Data released by global workplace wellbeing provider Champion Health gives an insight into the health and well-being of the working population between January 2022 and October 2022.
Perceived high workload is the leading cause of stress inside work (cited by 73%), followed by lack of control (31%), lack of support (29%) and senior staff members (27%). Financial worries are now the leading cause for stress outside of work, cited by 37% – a massive 23% increase on last year’s report.
Poor mental health negatively affects the performance of 1 in 5 employees and worryingly, workers experiencing suicidal thoughts has also increased from 8% to 9%.
The data also reveals that well-being issues are impacting productivity with 81% of respondents reporting they feel tired and over 60% of employees reporting that this affects their performance in work, with 71% rating their sleep as ‘average’ or ‘worse.’
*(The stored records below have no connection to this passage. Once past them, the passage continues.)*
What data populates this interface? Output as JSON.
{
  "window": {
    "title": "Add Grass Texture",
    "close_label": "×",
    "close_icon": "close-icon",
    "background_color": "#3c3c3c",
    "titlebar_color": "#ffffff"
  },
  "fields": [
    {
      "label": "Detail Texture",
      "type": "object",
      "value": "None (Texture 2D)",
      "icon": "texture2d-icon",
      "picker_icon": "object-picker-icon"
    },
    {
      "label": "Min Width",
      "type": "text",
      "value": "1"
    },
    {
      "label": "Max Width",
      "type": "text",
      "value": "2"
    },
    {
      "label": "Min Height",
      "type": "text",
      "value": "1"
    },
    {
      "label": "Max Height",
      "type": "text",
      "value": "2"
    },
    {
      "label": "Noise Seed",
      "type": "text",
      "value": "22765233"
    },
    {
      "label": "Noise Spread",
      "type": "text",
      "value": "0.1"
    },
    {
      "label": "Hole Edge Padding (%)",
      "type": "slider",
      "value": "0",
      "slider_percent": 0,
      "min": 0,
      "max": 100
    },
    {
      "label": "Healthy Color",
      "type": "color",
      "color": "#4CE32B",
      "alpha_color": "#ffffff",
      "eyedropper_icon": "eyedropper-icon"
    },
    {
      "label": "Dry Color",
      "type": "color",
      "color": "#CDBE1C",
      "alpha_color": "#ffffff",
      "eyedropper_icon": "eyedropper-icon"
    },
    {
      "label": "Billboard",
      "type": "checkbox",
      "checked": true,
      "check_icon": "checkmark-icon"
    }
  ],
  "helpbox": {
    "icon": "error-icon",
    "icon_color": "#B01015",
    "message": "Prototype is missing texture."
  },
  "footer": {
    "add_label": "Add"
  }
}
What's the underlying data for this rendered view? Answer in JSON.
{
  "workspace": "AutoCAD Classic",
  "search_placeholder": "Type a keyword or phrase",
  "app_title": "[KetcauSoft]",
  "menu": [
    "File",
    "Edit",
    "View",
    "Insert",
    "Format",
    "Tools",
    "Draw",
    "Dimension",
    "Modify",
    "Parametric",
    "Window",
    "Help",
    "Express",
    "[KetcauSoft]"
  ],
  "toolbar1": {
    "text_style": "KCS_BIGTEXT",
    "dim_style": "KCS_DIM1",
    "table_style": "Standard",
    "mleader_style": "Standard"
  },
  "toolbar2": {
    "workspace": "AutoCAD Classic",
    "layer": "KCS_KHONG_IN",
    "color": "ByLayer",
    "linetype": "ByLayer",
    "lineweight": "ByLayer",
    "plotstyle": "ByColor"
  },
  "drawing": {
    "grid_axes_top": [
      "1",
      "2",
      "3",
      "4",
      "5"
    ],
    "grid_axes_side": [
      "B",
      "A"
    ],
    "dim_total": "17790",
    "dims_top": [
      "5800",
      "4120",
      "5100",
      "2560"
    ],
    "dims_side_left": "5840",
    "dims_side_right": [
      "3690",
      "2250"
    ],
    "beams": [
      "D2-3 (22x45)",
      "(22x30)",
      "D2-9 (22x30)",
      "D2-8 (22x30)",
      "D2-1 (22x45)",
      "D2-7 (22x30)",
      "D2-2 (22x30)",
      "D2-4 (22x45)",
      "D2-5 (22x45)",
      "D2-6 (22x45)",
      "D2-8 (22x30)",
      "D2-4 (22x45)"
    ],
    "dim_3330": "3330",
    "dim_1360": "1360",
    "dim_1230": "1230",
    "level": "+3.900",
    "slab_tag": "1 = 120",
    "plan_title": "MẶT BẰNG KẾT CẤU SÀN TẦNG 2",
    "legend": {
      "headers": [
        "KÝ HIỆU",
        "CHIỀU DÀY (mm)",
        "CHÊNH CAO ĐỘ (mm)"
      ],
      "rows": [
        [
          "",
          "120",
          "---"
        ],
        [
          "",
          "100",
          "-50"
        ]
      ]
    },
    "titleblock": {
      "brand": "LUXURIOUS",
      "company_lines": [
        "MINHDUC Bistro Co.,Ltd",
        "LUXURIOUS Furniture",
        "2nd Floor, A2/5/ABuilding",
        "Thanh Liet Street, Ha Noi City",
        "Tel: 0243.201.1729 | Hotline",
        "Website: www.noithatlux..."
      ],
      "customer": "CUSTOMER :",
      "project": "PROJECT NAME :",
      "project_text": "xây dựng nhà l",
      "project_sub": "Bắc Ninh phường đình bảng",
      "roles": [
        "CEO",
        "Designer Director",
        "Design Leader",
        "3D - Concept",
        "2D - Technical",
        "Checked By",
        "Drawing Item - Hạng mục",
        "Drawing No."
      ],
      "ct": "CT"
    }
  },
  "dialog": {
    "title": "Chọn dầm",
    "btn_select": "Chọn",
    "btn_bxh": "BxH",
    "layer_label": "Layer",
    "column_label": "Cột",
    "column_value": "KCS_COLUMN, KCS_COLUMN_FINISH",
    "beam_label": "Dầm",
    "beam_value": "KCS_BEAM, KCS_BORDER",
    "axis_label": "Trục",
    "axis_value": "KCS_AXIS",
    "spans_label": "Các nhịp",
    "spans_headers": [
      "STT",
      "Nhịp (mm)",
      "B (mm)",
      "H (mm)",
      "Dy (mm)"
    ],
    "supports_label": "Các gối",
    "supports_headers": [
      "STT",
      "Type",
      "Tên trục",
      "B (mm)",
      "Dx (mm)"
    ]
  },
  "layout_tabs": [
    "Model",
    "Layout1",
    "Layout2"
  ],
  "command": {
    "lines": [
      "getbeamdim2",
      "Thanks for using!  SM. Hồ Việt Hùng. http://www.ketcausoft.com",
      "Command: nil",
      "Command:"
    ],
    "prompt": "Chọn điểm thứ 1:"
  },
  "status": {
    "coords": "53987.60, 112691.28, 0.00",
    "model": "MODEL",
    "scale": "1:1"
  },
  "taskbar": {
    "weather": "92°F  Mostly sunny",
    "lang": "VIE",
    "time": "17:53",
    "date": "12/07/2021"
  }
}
62% of employees are experiencing at least one symptom of eye strain, whilst almost a third (31%) are experiencing headaches and 10% are experiencing migraines.
The data, which has been published in Champion Health’s annual report also revealed that:
- 60% of employees feel anxious with 56% experiencing low mood
- Females are 22% more likely to feel anxious (65% female compared to 53% male)
- Younger workers are most likely to experience anxiety and depression (67% of 16–24-year-olds experience symptoms of anxiety with 61% reporting symptoms of depression and 66% of 25–34-year-olds report symptoms of anxiety, with 60% experiencing symptoms of depression)
- The survey showed that people feel most energised to work at 10.21am and are least energised at 3.31pm.
In addition, team culture and feeling supported at work positively correlates with mental well-being and productivity. Those who report ‘feeling part of a team’ experience greater positive mental well-being and feel more productive.
Whilst the findings point to a decline in our workers’ health, it’s not all doom and gloom as 98% of employees feel motivated to improve their well-being. 42% cite they’d like to boost their energy levels, closely followed by 41% reporting they’d like to lose weight. When asked what the barriers are to making health changes, 47% report willpower as the biggest barrier followed by 43% stating they face a lack of time.
Harry Bliss, CEO and co-founder of Champion Health, says that while the findings are worrying there is a positive in the number of employees reporting they feel motivated to improve their well-being and that business leaders have an opportunity to improve workplace culture and support employees to thrive.
Leaders need to step up and support their workforce, it is not only the moral thing to do but this research shows poor mental health, stress, and fatigue is increasingly affecting productivity, so it is also within the best interests of businesses.
Companies can help turn this dangerous pattern around by making employee wellbeing a priority; and doing so goes beyond having much happier employees. It will enable employers to retain great people who are motivated to complete brilliant work, day in, day out.
Harry Bliss, CEO and co-founder of Champion Health
Joanne is the editor for Workplace Wellbeing Professional and Family History Zone. After obtaining a bachelors degree in English literature and media studies, Joanne went on to spend two years of her life writing and teaching English in China and Vietnam. Prior to joining Black and White Trading, Joanne was a marketing coordinator for luxury property in Brighton focusing on blog writing, photography and video creation.